──────── Data for analysis ────────
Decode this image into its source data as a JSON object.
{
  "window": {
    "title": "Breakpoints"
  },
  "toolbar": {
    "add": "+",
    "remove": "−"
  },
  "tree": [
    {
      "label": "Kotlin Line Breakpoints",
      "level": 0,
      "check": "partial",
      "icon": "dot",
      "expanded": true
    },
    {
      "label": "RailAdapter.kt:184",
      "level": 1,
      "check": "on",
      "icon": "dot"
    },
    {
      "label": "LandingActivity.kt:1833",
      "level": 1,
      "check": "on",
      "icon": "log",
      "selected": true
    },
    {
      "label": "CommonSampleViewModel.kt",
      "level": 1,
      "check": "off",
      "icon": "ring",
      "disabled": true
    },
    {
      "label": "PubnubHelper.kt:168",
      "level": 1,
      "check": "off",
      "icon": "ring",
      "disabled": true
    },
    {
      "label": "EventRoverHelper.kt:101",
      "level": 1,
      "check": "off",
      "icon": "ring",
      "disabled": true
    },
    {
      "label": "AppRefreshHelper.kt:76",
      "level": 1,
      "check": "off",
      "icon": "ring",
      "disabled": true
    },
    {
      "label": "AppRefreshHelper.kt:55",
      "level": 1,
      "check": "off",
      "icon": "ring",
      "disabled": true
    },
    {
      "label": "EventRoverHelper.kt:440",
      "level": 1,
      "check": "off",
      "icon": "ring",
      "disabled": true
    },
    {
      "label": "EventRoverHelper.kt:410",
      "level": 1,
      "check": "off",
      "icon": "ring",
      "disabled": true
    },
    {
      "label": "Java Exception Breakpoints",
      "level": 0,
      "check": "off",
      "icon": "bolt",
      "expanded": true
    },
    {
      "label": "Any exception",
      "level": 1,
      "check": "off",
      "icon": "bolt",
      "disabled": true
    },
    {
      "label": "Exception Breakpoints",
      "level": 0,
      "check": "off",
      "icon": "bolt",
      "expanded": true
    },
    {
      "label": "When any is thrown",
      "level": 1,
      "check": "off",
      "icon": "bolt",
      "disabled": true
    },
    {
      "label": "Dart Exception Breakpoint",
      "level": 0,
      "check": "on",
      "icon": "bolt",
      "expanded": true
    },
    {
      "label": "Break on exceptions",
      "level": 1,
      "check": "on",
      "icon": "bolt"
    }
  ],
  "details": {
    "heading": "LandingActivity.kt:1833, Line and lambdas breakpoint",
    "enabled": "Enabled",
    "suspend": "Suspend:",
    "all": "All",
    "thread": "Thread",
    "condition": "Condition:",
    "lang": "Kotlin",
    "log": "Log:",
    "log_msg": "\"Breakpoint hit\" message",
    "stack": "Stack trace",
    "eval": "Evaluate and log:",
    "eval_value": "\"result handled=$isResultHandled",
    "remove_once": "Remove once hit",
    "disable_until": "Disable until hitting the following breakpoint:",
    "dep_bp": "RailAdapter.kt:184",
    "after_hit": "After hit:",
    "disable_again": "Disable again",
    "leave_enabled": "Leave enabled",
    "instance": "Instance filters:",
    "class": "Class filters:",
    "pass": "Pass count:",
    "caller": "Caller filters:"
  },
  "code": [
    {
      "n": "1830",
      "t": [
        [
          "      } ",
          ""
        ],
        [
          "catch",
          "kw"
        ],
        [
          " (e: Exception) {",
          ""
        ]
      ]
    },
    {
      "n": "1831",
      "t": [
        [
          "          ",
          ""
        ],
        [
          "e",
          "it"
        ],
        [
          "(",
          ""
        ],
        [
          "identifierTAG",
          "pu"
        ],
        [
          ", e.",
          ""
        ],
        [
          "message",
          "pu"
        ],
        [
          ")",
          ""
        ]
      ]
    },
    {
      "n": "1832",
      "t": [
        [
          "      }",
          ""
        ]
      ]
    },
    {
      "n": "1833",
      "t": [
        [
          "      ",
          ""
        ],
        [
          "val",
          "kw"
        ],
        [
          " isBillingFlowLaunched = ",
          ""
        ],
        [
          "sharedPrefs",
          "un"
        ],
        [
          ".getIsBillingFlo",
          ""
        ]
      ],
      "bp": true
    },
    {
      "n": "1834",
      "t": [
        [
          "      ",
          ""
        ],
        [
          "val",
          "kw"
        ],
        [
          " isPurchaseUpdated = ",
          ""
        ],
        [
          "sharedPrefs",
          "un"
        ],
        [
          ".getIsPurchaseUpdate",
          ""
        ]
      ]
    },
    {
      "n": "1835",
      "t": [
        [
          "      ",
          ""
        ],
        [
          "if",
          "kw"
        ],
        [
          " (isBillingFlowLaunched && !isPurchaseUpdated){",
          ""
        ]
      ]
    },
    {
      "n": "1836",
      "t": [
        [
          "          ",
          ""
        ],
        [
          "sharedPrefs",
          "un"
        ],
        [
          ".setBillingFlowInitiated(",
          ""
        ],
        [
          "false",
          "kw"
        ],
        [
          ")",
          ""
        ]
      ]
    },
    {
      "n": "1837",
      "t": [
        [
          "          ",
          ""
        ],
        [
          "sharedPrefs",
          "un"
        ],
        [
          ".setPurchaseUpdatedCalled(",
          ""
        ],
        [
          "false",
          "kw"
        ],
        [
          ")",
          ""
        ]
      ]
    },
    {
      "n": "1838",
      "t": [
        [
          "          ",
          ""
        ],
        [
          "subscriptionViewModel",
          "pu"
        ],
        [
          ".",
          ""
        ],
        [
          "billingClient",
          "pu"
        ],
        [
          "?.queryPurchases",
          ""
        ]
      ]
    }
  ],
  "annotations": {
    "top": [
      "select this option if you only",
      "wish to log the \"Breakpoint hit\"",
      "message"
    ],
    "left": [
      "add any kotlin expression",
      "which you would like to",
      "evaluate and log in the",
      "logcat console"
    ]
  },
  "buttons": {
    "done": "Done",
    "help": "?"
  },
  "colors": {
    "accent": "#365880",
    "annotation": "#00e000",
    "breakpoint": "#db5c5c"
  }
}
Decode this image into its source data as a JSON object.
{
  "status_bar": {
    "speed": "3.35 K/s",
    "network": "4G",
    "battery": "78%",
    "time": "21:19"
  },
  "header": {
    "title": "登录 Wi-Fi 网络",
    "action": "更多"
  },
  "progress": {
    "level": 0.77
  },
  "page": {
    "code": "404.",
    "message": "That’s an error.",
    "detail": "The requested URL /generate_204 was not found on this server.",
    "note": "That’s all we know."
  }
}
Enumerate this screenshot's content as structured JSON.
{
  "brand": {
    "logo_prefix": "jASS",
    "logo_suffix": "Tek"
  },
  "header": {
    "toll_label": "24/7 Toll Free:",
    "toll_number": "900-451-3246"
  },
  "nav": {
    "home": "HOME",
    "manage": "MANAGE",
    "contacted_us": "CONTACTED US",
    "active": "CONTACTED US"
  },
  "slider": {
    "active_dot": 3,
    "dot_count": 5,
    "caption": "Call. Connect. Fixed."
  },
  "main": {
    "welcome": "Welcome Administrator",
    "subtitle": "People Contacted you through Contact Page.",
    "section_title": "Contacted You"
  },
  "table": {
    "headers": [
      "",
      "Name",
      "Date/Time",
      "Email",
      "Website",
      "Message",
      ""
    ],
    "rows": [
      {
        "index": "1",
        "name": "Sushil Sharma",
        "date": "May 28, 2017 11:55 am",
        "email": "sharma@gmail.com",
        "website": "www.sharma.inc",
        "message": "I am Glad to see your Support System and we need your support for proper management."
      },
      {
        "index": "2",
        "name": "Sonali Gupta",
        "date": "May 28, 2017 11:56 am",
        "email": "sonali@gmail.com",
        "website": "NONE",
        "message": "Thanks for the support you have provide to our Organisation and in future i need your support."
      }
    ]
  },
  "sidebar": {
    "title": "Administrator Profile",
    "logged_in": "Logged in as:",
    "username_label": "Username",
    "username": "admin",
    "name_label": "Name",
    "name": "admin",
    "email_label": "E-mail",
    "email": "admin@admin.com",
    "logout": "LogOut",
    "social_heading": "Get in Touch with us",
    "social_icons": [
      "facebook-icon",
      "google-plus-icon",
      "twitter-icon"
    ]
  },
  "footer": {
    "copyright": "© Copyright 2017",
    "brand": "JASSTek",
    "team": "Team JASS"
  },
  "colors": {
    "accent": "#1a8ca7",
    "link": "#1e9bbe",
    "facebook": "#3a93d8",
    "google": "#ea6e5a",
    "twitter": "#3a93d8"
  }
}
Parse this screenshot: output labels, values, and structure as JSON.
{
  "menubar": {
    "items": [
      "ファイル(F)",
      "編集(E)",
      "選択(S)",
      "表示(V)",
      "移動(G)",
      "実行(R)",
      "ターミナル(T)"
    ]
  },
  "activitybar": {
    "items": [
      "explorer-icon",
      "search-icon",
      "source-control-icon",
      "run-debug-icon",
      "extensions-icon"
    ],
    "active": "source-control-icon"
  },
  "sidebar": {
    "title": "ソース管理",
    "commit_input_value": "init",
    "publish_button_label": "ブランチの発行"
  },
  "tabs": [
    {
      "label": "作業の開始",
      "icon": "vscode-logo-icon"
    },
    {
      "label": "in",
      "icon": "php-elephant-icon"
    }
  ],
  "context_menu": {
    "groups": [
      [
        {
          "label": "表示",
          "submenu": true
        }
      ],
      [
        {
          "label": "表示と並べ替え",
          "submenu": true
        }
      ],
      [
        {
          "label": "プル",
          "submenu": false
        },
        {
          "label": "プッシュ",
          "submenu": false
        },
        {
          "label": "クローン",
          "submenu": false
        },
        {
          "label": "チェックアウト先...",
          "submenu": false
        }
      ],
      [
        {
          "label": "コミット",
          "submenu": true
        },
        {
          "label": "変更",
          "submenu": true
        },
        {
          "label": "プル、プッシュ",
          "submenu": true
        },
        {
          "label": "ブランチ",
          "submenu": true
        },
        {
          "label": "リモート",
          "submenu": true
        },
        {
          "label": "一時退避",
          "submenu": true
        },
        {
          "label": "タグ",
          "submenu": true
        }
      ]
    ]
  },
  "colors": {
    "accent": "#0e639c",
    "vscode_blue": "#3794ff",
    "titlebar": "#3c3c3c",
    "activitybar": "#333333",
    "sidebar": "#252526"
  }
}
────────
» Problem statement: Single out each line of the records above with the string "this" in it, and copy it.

» Task output:
Decode this image into its source data as a JSON object.
      "select this option if you only",
Decode this image into its source data as a JSON object.
    "detail": "The requested URL /generate_204 was not found on this server.",
Enumerate this screenshot's content as structured JSON.
Parse this screenshot: output labels, values, and structure as JSON.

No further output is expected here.